Regular postcards that have attracted fans and tourists from all over the world, to which some features have been dedicated including a new audio guide of the town and surrounding area and a bicycle/ tandem hire service. An almost unexpected success for this town of 35,000 inhabitants which, in order to make the movie, had to take on € 20,000 of expenditure as a contribution to the production for eliminating the street signs and recreating the atmosphere of 1983 in the center. An expenditure which, at the end of July 2018, had brought around 7,000 tourists to the town exceeding the total figure for 2017 in the space of just 7 months.
TRIESTE. In the 2016 Rai TV series “La porta rossa”, in which inspector Cagliostro (Lino Guanciale) tries to find his own assassin, the city wears its border role in the best way, representing the physical limit between life and death. But Trieste is also Velarchi in the 2006 thriller “The Unknown Woman” by Giuseppe Tornatore, who also returned here in 2013 for “Deception”.
A year later Gabriele Salvatores brought “The invisible boy” to life here, Italian cinema’s first teenage super hero.

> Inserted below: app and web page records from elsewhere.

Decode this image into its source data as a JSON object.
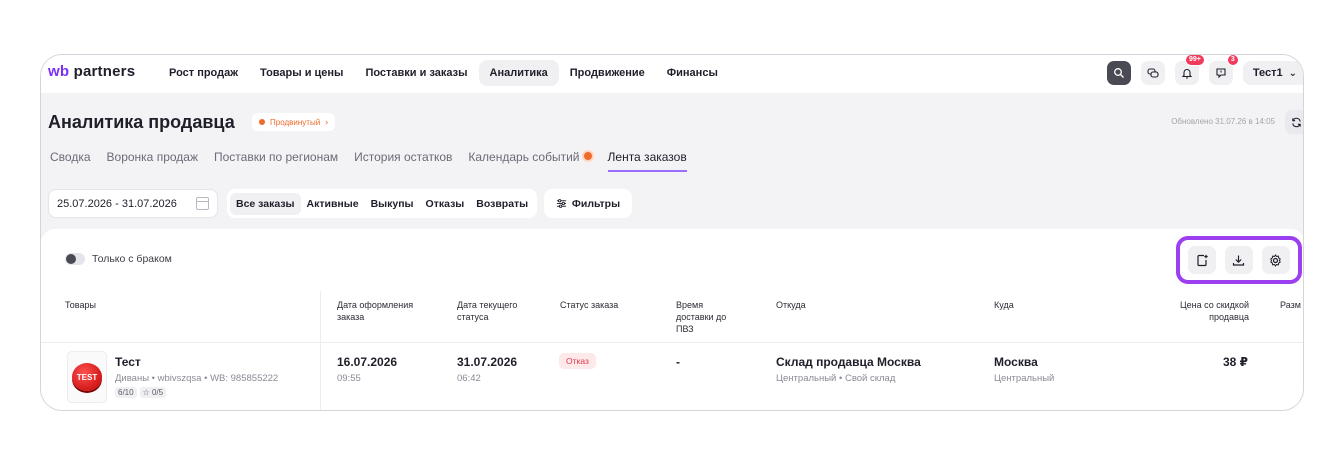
{
  "brand": {
    "wb": "wb",
    "name": "partners"
  },
  "nav": [
    "Рост продаж",
    "Товары и цены",
    "Поставки и заказы",
    "Аналитика",
    "Продвижение",
    "Финансы"
  ],
  "nav_active": "Аналитика",
  "header_right": {
    "notifications_badge": "99+",
    "messages_badge": "3",
    "user": "Тест1"
  },
  "page": {
    "title": "Аналитика продавца",
    "plan": "Продвинутый",
    "updated": "Обновлено 31.07.26 в 14:05"
  },
  "tabs": [
    "Сводка",
    "Воронка продаж",
    "Поставки по регионам",
    "История остатков",
    "Календарь событий",
    "Лента заказов"
  ],
  "tab_active": "Лента заказов",
  "filters": {
    "date_range": "25.07.2026 - 31.07.2026",
    "segments": [
      "Все заказы",
      "Активные",
      "Выкупы",
      "Отказы",
      "Возвраты"
    ],
    "segment_active": "Все заказы",
    "filters_label": "Фильтры",
    "defect_toggle_label": "Только с браком"
  },
  "table": {
    "headers": {
      "goods": "Товары",
      "order_date": "Дата оформления заказа",
      "status_date": "Дата текущего статуса",
      "status": "Статус заказа",
      "delivery_time": "Время доставки до ПВЗ",
      "from": "Откуда",
      "to": "Куда",
      "price": "Цена со скидкой продавца",
      "size": "Разм"
    },
    "row": {
      "thumb_text": "TEST",
      "name": "Тест",
      "meta": "Диваны • wbivszqsa • WB: 985855222",
      "chip_count": "6/10",
      "chip_rating": "☆ 0/5",
      "order_date": "16.07.2026",
      "order_time": "09:55",
      "status_date": "31.07.2026",
      "status_time": "06:42",
      "status": "Отказ",
      "delivery_time": "-",
      "from_main": "Склад продавца Москва",
      "from_sub": "Центральный • Свой склад",
      "to_main": "Москва",
      "to_sub": "Центральный",
      "price": "38 ₽"
    }
  },
  "colors": {
    "accent": "#9b3ff0",
    "brand": "#7b2ff7",
    "status_refuse": "#e0374d",
    "plan": "#f06a2c"
  }
}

Moreover, last spring, the Castle of Miramare and the city center hosted the filming of “The hitman’s bodyguard” directed by Patrick Hughes starring Antonio Banderas, Ryan Reynolds, Samuel L. Jackson and Salma Hayek. The return was immediate in terms of tourism to such an extent that the Esterno/Giorno project of the Casa del Cinema in Trieste has proposed some guided itineraries in the wake of the films and TV series for which the city has provided the backdrop.
MONTEPULCIANO. Fans of the literary saga “Twilight”, will remember Volterra as the city of the Volturi, the powerful family of vampires that keeps watch over the anonymity of the species.
However, when the theatrical transposition of the second chapter, “New Moon” (2009), was carried out by Chris Weitz, for set design reasons the production chose the medieval town of Montepulciano for the Italian filming. In 20 years this little town, which also became Florence in the TV series “Medici”, saw the presence of tourists double from 150,000 to 300,000, while the Centro Studi Turistici [Tourist Study Center] of Florence has calculated that almost 2 million visitors invade the town every year, an average of 5,400 a day.
CASTELLABATE. A 2010 remake of the French movie “Welcome to the Sticks”, starring Claudio Bisio and Alessandro Siani, directed by Luca Miniero, transformed the peaceful town of Castellabate, in the Cilento area, into a destination for tourists searching for Piazzetta 10 ottobre 1123 with the famous post office which, nevertheless, does not exist. The “Welcome to the south” effect came in 2011 when visits to the Castello dell’Abate in the historic town center reached 12,400 compared to 3,600 in 2010: car park takings quadrupled and accommodation structures registered increases of over 30%.